It all started with a skirt. One day, recalls Leah Gomberg of South Orange, Maplewood friend Susan Motamed admired Gomberg's skirt. "She said it wouldn't be hard to make one like it." Gomberg was skeptical. "I learned to sew in high school," she says, but hadn't pursued the skill since. However, Motamed helped her remember the basics, and Short Cuts was launched.
Short Cuts are skirts made from "upcycled" shirts. Gomberg explains that "upcycling" is making a discarded item into something new and, in this case, unique. The skirts follow a basic pattern, says, Gomberg, but no two are identical, ever.
Indeed, Gomberg and Motamed make a weekly pilgrimage to a local Salvation Army to purchase shirts. They buy what strikes them with the enthusiastic help of the salespeople. "They love to see us come in," says Gomberg. "We buy all kinds of things there."
Once they wash the shirts, Gomberg and Motamed cut them into strips and start combining colors and patterns. Old t-shirts soon become vibrant, new clothes for girls, teens, and women of all ages and tastes. The pair sell the skirts at local events such as Maplewoodstock and Green Day.
While both women have careers that keep them busy, Short Cuts is a creative way to earn money and spend time together, explains Gomberg. It's also very satisfying, she says.
Last year, by the end of Maplewoodstock's third day, Short Cuts was sold out and Gomberg saw dozens of girls and women wearing their creations. "It was a great sight," she said, "all those unique skirts."
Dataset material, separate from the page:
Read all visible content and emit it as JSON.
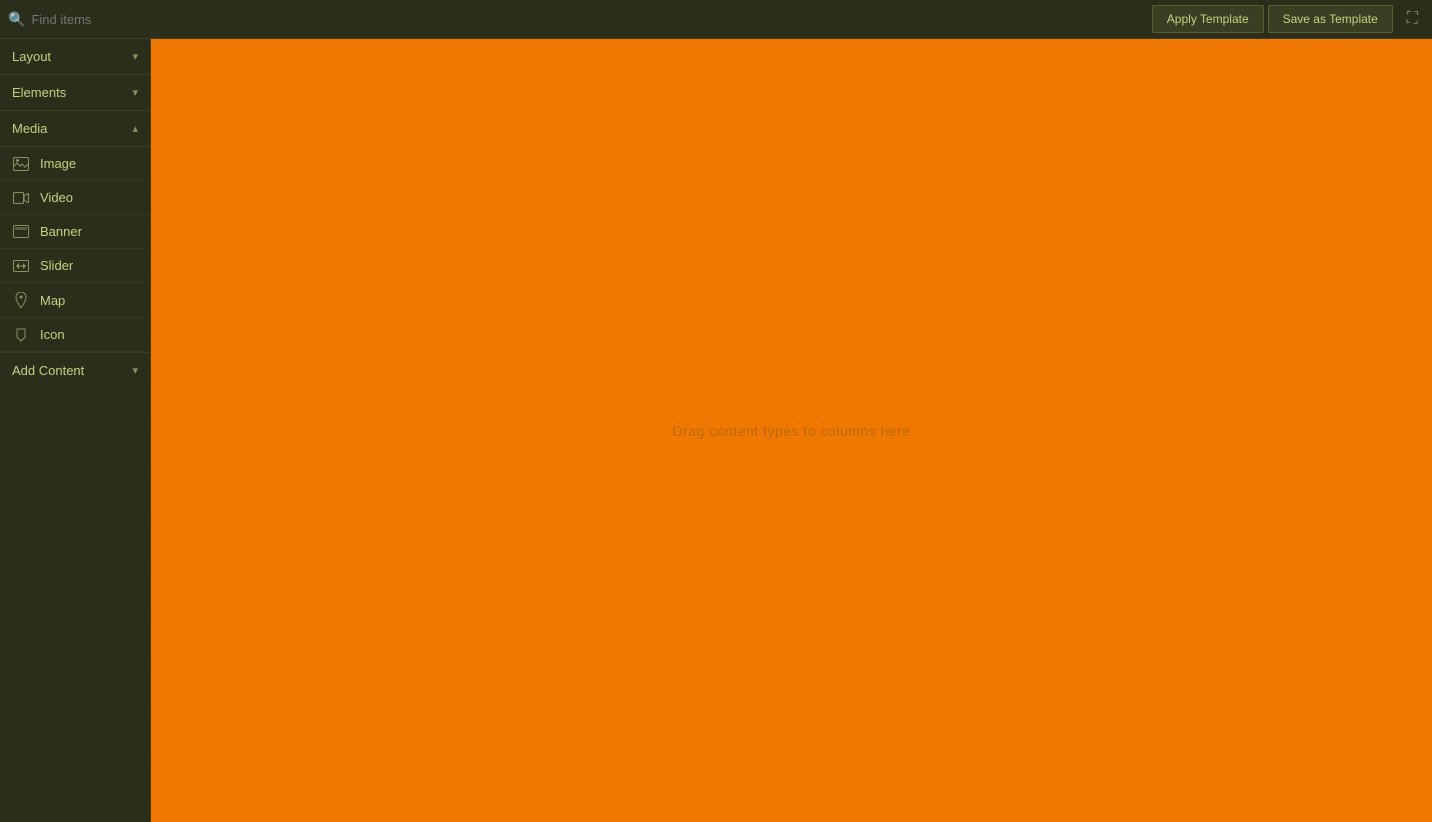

To learn more, email: Shortcuts boutique at firstname.lastname@example.org.
Skirts cost $50 for women and $30 for girls.